=== Records for processing ===

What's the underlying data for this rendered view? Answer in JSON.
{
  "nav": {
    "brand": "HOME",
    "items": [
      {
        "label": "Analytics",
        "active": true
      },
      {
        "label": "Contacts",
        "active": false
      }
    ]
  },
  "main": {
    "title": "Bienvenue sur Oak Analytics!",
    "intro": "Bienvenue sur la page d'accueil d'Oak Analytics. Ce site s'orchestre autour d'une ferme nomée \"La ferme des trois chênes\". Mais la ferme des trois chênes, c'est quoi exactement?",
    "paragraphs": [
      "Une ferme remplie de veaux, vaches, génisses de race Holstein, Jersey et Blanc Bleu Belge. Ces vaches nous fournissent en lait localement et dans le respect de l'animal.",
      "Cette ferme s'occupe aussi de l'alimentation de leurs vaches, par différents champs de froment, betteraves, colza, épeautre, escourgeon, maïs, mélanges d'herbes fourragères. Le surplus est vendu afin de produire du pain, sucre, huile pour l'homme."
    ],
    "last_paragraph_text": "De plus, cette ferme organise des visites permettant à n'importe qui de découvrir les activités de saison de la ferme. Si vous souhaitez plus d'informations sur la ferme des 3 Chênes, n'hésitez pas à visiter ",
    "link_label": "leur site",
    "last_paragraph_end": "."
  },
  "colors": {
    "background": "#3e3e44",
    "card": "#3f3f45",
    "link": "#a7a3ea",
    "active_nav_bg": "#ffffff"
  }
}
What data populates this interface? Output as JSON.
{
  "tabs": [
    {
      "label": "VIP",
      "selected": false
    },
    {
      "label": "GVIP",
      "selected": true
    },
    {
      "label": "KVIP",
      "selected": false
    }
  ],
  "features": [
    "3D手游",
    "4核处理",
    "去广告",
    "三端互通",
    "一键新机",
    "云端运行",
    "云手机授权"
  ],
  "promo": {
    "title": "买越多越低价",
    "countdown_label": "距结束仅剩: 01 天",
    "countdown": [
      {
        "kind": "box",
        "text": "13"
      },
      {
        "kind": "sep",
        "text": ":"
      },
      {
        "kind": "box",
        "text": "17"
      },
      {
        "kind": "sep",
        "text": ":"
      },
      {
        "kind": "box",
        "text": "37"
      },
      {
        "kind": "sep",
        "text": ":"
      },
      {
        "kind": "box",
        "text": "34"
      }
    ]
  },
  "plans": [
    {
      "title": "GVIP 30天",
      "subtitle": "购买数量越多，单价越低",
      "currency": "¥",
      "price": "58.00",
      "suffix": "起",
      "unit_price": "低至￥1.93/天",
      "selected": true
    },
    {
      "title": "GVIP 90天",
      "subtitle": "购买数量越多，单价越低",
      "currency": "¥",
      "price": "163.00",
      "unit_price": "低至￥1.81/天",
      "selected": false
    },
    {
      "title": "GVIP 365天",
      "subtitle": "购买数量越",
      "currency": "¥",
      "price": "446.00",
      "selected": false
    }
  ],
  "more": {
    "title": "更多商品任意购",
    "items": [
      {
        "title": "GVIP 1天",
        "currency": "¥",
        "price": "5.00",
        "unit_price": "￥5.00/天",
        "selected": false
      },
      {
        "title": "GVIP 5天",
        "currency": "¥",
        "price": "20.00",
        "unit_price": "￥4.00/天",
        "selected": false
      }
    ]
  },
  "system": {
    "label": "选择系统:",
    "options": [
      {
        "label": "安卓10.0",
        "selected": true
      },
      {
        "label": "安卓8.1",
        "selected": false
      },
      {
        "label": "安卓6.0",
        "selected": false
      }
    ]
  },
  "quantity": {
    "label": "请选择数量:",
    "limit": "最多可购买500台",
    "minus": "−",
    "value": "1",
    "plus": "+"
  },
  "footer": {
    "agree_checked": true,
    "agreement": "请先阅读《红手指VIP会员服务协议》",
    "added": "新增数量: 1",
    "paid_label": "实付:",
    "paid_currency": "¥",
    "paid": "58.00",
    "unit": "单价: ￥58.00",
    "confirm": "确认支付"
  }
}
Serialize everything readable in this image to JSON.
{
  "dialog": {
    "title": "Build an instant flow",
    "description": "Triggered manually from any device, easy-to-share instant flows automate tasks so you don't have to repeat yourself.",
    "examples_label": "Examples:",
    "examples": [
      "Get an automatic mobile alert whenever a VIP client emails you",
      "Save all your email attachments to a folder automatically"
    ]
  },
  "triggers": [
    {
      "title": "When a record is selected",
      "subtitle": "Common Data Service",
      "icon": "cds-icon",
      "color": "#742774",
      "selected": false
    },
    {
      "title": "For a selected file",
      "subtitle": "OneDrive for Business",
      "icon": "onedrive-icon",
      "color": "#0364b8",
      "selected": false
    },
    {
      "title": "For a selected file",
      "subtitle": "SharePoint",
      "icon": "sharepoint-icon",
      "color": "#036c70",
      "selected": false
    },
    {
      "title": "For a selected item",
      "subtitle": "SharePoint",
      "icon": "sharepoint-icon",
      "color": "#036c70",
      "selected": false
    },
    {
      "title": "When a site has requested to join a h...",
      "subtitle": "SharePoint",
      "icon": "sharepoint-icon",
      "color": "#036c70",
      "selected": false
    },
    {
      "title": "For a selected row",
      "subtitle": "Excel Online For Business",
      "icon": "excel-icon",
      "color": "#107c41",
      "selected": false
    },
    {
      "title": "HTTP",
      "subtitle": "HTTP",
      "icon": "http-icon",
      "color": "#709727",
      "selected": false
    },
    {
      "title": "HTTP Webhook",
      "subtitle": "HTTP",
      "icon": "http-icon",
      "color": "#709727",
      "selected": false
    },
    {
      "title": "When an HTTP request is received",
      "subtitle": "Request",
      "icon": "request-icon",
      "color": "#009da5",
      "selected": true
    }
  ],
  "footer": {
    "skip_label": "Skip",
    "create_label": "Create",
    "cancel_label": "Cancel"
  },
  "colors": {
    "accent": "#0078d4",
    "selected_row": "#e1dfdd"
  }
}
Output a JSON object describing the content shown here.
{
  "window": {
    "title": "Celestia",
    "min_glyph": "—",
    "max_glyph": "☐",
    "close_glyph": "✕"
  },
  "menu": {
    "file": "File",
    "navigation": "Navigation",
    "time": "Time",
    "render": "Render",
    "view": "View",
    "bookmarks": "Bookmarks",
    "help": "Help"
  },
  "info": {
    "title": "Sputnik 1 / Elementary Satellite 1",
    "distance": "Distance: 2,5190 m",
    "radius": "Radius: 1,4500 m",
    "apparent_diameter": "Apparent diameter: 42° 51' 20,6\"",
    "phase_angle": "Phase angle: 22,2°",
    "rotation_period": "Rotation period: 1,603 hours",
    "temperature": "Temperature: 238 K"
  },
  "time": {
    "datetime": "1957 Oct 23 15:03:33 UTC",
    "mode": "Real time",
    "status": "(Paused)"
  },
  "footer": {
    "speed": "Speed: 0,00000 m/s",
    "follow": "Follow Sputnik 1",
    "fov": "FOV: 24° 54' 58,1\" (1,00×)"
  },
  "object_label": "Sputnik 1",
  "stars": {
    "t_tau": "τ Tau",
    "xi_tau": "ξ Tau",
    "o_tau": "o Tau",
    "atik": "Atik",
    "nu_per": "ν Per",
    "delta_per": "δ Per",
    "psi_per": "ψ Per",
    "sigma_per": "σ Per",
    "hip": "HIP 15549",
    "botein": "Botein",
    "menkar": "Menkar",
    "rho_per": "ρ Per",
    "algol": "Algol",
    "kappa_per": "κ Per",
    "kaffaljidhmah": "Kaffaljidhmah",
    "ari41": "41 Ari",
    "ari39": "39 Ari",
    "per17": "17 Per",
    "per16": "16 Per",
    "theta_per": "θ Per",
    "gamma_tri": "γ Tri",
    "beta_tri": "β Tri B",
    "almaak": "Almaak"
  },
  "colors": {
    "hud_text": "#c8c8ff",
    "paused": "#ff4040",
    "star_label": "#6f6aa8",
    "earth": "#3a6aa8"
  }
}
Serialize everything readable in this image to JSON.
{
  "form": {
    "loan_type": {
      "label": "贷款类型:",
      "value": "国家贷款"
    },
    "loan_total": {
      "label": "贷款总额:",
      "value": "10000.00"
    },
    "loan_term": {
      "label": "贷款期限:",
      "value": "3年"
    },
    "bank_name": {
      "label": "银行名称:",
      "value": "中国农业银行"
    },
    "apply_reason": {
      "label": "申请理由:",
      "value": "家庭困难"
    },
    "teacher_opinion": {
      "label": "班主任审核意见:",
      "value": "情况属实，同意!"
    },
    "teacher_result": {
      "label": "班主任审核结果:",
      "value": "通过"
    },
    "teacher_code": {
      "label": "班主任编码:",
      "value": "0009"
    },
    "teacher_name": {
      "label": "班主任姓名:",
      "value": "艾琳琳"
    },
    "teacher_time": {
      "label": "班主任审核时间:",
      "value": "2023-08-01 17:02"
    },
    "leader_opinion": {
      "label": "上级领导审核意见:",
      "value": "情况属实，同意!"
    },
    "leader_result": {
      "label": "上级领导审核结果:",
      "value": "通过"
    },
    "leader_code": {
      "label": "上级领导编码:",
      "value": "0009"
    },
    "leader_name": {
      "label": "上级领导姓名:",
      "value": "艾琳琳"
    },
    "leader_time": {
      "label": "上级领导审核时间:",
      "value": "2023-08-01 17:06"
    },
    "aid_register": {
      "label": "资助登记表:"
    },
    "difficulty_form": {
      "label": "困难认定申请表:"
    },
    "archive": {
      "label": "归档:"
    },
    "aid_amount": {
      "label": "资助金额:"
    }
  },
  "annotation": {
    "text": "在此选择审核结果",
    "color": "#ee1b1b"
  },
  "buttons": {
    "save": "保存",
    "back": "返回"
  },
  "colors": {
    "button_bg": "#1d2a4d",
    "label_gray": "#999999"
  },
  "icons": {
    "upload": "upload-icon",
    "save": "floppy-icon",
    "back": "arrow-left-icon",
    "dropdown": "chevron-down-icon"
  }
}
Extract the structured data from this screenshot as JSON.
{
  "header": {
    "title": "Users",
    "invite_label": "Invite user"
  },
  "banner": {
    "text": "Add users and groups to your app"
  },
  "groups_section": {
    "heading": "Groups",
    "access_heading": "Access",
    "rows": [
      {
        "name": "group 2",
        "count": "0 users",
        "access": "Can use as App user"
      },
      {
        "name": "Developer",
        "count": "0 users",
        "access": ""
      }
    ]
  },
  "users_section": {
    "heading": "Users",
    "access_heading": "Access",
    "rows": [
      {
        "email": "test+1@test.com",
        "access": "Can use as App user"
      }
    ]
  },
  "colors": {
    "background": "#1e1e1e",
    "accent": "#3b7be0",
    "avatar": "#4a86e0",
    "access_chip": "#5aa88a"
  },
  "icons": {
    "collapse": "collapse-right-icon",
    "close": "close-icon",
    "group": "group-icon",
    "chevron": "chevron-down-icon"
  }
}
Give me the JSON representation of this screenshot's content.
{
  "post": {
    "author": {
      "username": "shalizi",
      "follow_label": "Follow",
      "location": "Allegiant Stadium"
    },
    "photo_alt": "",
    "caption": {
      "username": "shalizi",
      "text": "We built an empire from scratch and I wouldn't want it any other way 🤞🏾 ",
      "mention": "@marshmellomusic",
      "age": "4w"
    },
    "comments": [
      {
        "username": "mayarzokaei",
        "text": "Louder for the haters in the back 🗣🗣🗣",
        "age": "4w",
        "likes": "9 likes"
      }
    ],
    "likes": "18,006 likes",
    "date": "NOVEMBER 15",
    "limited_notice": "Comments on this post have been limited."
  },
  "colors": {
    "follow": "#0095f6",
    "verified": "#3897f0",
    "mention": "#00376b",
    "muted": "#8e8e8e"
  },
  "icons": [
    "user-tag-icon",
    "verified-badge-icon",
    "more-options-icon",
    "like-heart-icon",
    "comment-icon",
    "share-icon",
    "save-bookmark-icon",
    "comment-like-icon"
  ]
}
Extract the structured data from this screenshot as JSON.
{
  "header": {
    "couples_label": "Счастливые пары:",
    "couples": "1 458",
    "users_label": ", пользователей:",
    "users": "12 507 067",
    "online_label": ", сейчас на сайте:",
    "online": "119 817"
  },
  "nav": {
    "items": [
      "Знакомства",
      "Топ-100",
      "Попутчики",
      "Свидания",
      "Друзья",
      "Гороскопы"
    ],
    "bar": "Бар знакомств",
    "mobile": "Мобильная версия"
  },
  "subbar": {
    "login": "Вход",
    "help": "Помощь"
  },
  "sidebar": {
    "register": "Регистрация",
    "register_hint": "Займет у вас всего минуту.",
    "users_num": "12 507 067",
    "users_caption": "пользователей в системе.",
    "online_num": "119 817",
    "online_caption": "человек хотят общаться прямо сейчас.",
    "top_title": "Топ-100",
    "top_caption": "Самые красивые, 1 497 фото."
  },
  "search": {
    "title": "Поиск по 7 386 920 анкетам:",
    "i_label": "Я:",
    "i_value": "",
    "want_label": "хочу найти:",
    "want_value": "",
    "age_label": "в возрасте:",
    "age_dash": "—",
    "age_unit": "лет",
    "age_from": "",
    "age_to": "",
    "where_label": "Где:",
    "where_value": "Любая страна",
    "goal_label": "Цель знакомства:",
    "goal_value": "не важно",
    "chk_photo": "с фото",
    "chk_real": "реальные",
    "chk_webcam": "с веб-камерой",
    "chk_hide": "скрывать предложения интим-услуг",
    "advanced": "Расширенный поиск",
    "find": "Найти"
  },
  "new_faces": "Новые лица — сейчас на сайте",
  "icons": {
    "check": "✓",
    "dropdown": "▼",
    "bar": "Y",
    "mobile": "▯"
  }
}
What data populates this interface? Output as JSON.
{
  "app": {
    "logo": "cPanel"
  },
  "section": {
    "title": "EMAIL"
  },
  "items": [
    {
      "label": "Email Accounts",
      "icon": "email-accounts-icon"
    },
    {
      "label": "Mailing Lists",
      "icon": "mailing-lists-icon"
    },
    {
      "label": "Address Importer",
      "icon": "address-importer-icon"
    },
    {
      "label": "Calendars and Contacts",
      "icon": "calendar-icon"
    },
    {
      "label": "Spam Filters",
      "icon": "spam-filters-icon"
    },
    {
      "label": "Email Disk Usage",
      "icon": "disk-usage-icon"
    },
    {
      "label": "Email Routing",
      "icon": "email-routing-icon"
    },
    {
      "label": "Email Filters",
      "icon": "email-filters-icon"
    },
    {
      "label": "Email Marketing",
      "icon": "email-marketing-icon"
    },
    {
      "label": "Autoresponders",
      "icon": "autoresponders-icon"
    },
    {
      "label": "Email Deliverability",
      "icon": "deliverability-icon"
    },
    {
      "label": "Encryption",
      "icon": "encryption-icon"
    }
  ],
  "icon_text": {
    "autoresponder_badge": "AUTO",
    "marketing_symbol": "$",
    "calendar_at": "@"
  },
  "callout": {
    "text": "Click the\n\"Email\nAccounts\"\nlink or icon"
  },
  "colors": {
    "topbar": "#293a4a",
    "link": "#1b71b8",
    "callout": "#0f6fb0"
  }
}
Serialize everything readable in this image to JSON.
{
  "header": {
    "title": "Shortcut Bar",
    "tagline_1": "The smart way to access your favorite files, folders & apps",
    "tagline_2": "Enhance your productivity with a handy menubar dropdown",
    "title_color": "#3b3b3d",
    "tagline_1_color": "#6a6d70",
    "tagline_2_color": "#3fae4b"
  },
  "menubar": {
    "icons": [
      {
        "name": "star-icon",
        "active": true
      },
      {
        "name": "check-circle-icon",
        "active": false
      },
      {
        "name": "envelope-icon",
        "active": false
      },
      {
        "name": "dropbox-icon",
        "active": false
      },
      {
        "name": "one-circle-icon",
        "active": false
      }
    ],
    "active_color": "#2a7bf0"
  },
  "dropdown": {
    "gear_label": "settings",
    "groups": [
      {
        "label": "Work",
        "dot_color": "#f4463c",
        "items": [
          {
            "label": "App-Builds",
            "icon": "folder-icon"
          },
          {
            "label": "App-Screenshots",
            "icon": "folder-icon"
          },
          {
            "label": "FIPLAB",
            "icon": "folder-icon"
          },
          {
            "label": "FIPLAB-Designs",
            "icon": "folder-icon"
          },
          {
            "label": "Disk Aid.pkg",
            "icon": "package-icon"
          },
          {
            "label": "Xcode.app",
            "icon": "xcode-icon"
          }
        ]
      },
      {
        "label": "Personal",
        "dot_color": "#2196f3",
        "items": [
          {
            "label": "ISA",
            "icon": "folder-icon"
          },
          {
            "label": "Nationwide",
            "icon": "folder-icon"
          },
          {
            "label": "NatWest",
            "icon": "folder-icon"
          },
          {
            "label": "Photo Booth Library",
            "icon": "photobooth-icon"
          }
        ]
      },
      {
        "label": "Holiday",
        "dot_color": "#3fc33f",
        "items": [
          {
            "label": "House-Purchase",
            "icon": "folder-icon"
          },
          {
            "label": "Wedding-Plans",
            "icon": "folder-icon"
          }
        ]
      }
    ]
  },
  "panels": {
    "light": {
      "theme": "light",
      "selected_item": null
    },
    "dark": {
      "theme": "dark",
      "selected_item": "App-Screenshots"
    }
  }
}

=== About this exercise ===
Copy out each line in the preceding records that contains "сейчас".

=== Exercise answer ===
    "online_label": ", сейчас на сайте:",
    "online_caption": "человек хотят общаться прямо сейчас.",
  "new_faces": "Новые лица — сейчас на сайте",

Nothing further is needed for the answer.